Published Wednesday, February 20, 2019 1:19PM PST
Last Updated Tuesday, April 2, 2019 3:55PM PDT
In light of a recent outbreak in Vancouver, here's a quick look at what B.C. residents should know:
Are there any cases in B.C.?
As of April 6, local health authorities have confirmed 25 cases in the province this year.
The majority of cases are tied to a handful of schools, but the B.C. Centre for Disease Control warns that anyone travelling to parts of the world also experiencing measles outbreaks is at risk. A patient spreading the virus may not even know they're infected yet, because it's contagious days before the symptoms start.
"While it is expected that most travellers will be immune to measles, some individuals will be susceptible, including infants less than one year old or people who have never been immunized against measles," a BCCDC statement said last month.
B.C. typically sees a few cases each year, usually among under-vaccinated travellers returning from parts of the world where the virus is still common.
Last year, six cases were reported.
How can I protect myself?
Anyone heading south is advised to review and update their immunization status, especially before travel.
The vaccine is given as measles, mumps and rubella (MMR), and is available from many pharmacists and family doctors. It is considered safe and effective, but cannot be given to some people with weakened immune systems.
Those unsure of whether they were vaccinated during childhood can read more here about the scheduling of vaccines.
In addition to the vaccine, doctors recommend frequent hand washing, and advise against sharing food, drinks and utensils.
What are the symptoms?
Measles is highly contagious and spreads through breathing, coughing and sneezing. It can live as long as two hours in an airspace, even after the infected person has left.
It can be spread as early as four days before an infected person knows they have the virus.

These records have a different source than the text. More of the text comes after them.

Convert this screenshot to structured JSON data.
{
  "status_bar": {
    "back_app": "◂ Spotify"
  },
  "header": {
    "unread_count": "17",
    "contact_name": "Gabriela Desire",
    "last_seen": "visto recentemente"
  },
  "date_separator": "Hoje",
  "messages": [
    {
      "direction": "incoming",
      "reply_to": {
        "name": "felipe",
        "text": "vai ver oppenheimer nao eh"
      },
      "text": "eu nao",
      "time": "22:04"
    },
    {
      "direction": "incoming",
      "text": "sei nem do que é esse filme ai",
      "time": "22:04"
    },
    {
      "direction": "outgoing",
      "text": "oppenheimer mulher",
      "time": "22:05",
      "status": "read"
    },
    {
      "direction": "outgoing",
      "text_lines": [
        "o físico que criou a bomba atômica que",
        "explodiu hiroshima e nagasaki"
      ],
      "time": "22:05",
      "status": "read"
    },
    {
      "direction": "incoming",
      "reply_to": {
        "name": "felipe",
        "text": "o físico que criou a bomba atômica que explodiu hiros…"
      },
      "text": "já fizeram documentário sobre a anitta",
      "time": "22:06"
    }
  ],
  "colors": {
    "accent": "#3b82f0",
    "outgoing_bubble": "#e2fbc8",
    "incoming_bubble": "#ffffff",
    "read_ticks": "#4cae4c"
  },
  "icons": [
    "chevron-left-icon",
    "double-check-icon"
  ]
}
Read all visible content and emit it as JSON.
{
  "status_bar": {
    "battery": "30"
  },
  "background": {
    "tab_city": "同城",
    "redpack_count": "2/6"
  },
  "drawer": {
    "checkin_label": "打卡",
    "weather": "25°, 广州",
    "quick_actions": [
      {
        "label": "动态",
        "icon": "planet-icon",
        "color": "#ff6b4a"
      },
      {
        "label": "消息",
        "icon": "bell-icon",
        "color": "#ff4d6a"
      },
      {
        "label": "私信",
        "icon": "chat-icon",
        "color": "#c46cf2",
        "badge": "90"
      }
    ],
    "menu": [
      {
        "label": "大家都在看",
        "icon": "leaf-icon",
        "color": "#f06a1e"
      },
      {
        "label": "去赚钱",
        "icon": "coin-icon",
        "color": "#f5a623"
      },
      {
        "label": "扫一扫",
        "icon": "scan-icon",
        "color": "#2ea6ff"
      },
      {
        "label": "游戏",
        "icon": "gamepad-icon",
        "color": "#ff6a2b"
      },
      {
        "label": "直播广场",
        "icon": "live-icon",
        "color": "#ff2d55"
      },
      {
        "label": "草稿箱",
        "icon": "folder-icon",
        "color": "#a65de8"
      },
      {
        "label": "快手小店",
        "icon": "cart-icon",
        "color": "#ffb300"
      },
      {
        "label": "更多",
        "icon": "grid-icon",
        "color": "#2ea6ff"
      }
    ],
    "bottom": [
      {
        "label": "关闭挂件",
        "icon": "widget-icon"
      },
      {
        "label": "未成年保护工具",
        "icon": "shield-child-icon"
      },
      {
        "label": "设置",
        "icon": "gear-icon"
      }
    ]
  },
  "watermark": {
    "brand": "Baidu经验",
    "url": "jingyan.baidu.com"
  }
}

Initial symptoms include fever, diarrhea, coughing, runny nose, red and watery eyes and tiredness. After a few days, a rash begins, typically starting on the face and spreading across the body.
In rare cases, it can lead to pneumonia, brain damage, blindness, deafness, and even death.
The virus usually lasts seven to 10 days.
What do I do if I think I have measles?
Those experiencing the symptoms are asked to stay home to help prevent the spread.
They should visit their doctor, but call first so the office can take precautions to protect others. Many public health authorities also ask patients to contact them to report their illness.
Vancouver Coastal Health recommends drinking fluids, staying away from others and getting plenty of rest. Some doctors may recommend vitamin A supplements for infected children.
Anyone who does not have symptoms but is concerned they may have been exposed can call 811 to speak to a nurse.